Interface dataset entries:
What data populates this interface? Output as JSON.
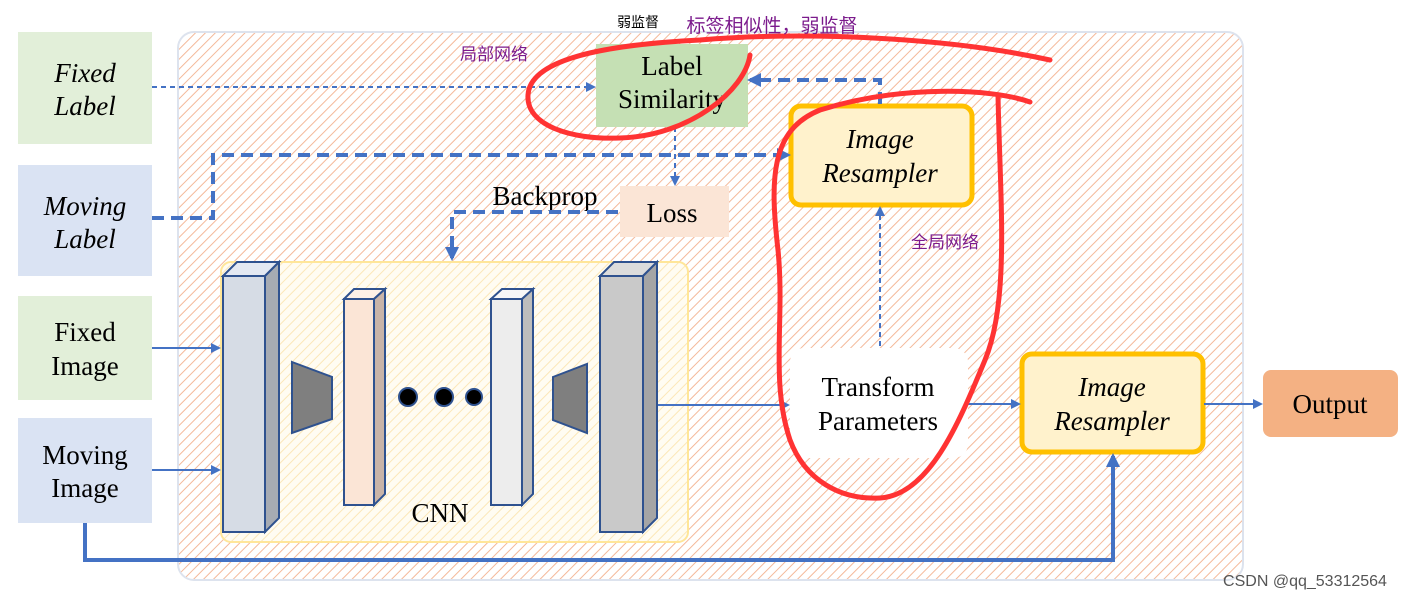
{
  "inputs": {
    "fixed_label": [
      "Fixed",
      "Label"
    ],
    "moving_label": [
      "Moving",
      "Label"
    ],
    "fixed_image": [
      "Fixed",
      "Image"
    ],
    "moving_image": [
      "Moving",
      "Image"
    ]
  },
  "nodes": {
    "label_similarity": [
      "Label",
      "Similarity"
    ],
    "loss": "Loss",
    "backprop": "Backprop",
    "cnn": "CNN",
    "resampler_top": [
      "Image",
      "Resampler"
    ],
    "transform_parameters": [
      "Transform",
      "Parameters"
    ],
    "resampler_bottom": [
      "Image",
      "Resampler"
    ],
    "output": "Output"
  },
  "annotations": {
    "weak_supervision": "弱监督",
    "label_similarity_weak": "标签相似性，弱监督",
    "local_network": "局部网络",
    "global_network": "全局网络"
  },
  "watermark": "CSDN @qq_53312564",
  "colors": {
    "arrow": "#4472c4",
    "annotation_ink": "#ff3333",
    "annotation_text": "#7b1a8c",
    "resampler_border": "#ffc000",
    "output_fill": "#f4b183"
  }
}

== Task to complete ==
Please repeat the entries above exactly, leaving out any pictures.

== Task result ==
What data populates this interface? Output as JSON.
{
  "inputs": {
    "fixed_label": [
      "Fixed",
      "Label"
    ],
    "moving_label": [
      "Moving",
      "Label"
    ],
    "fixed_image": [
      "Fixed",
      "Image"
    ],
    "moving_image": [
      "Moving",
      "Image"
    ]
  },
  "nodes": {
    "label_similarity": [
      "Label",
      "Similarity"
    ],
    "loss": "Loss",
    "backprop": "Backprop",
    "cnn": "CNN",
    "resampler_top": [
      "Image",
      "Resampler"
    ],
    "transform_parameters": [
      "Transform",
      "Parameters"
    ],
    "resampler_bottom": [
      "Image",
      "Resampler"
    ],
    "output": "Output"
  },
  "annotations": {
    "weak_supervision": "弱监督",
    "label_similarity_weak": "标签相似性，弱监督",
    "local_network": "局部网络",
    "global_network": "全局网络"
  },
  "watermark": "CSDN @qq_53312564",
  "colors": {
    "arrow": "#4472c4",
    "annotation_ink": "#ff3333",
    "annotation_text": "#7b1a8c",
    "resampler_border": "#ffc000",
    "output_fill": "#f4b183"
  }
}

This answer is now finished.